#### Recorded data
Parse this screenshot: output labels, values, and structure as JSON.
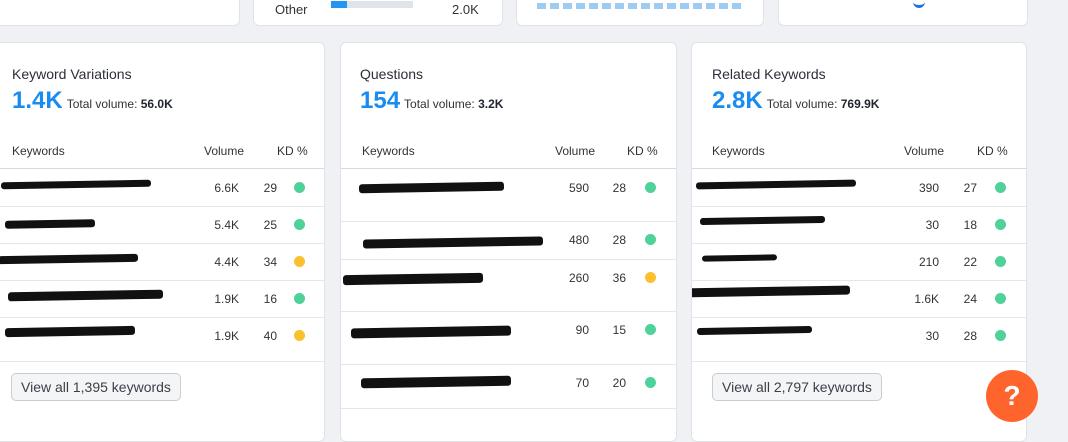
{
  "top": {
    "other_label": "Other",
    "other_value": "2.0K",
    "other_share_pct": 20
  },
  "panels": [
    {
      "title": "Keyword Variations",
      "count": "1.4K",
      "total_label": "Total volume:",
      "total_value": "56.0K",
      "headers": {
        "keyword": "Keywords",
        "volume": "Volume",
        "kd": "KD %"
      },
      "rows": [
        {
          "volume": "6.6K",
          "kd": "29",
          "kd_color": "#4fd19a"
        },
        {
          "volume": "5.4K",
          "kd": "25",
          "kd_color": "#4fd19a"
        },
        {
          "volume": "4.4K",
          "kd": "34",
          "kd_color": "#fbc02d"
        },
        {
          "volume": "1.9K",
          "kd": "16",
          "kd_color": "#4fd19a"
        },
        {
          "volume": "1.9K",
          "kd": "40",
          "kd_color": "#fbc02d"
        }
      ],
      "button": "View all 1,395 keywords"
    },
    {
      "title": "Questions",
      "count": "154",
      "total_label": "Total volume:",
      "total_value": "3.2K",
      "headers": {
        "keyword": "Keywords",
        "volume": "Volume",
        "kd": "KD %"
      },
      "rows": [
        {
          "volume": "590",
          "kd": "28",
          "kd_color": "#4fd19a"
        },
        {
          "volume": "480",
          "kd": "28",
          "kd_color": "#4fd19a"
        },
        {
          "volume": "260",
          "kd": "36",
          "kd_color": "#fbc02d"
        },
        {
          "volume": "90",
          "kd": "15",
          "kd_color": "#4fd19a"
        },
        {
          "volume": "70",
          "kd": "20",
          "kd_color": "#4fd19a"
        }
      ]
    },
    {
      "title": "Related Keywords",
      "count": "2.8K",
      "total_label": "Total volume:",
      "total_value": "769.9K",
      "headers": {
        "keyword": "Keywords",
        "volume": "Volume",
        "kd": "KD %"
      },
      "rows": [
        {
          "volume": "390",
          "kd": "27",
          "kd_color": "#4fd19a"
        },
        {
          "volume": "30",
          "kd": "18",
          "kd_color": "#4fd19a"
        },
        {
          "volume": "210",
          "kd": "22",
          "kd_color": "#4fd19a"
        },
        {
          "volume": "1.6K",
          "kd": "24",
          "kd_color": "#4fd19a"
        },
        {
          "volume": "30",
          "kd": "28",
          "kd_color": "#4fd19a"
        }
      ],
      "button": "View all 2,797 keywords"
    }
  ],
  "help": {
    "label": "?"
  },
  "colors": {
    "accent": "#1a8cf0",
    "help": "#ff642d"
  }
}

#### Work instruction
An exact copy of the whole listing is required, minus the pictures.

#### Answer space
Parse this screenshot: output labels, values, and structure as JSON.
{
  "top": {
    "other_label": "Other",
    "other_value": "2.0K",
    "other_share_pct": 20
  },
  "panels": [
    {
      "title": "Keyword Variations",
      "count": "1.4K",
      "total_label": "Total volume:",
      "total_value": "56.0K",
      "headers": {
        "keyword": "Keywords",
        "volume": "Volume",
        "kd": "KD %"
      },
      "rows": [
        {
          "volume": "6.6K",
          "kd": "29",
          "kd_color": "#4fd19a"
        },
        {
          "volume": "5.4K",
          "kd": "25",
          "kd_color": "#4fd19a"
        },
        {
          "volume": "4.4K",
          "kd": "34",
          "kd_color": "#fbc02d"
        },
        {
          "volume": "1.9K",
          "kd": "16",
          "kd_color": "#4fd19a"
        },
        {
          "volume": "1.9K",
          "kd": "40",
          "kd_color": "#fbc02d"
        }
      ],
      "button": "View all 1,395 keywords"
    },
    {
      "title": "Questions",
      "count": "154",
      "total_label": "Total volume:",
      "total_value": "3.2K",
      "headers": {
        "keyword": "Keywords",
        "volume": "Volume",
        "kd": "KD %"
      },
      "rows": [
        {
          "volume": "590",
          "kd": "28",
          "kd_color": "#4fd19a"
        },
        {
          "volume": "480",
          "kd": "28",
          "kd_color": "#4fd19a"
        },
        {
          "volume": "260",
          "kd": "36",
          "kd_color": "#fbc02d"
        },
        {
          "volume": "90",
          "kd": "15",
          "kd_color": "#4fd19a"
        },
        {
          "volume": "70",
          "kd": "20",
          "kd_color": "#4fd19a"
        }
      ]
    },
    {
      "title": "Related Keywords",
      "count": "2.8K",
      "total_label": "Total volume:",
      "total_value": "769.9K",
      "headers": {
        "keyword": "Keywords",
        "volume": "Volume",
        "kd": "KD %"
      },
      "rows": [
        {
          "volume": "390",
          "kd": "27",
          "kd_color": "#4fd19a"
        },
        {
          "volume": "30",
          "kd": "18",
          "kd_color": "#4fd19a"
        },
        {
          "volume": "210",
          "kd": "22",
          "kd_color": "#4fd19a"
        },
        {
          "volume": "1.6K",
          "kd": "24",
          "kd_color": "#4fd19a"
        },
        {
          "volume": "30",
          "kd": "28",
          "kd_color": "#4fd19a"
        }
      ],
      "button": "View all 2,797 keywords"
    }
  ],
  "help": {
    "label": "?"
  },
  "colors": {
    "accent": "#1a8cf0",
    "help": "#ff642d"
  }
}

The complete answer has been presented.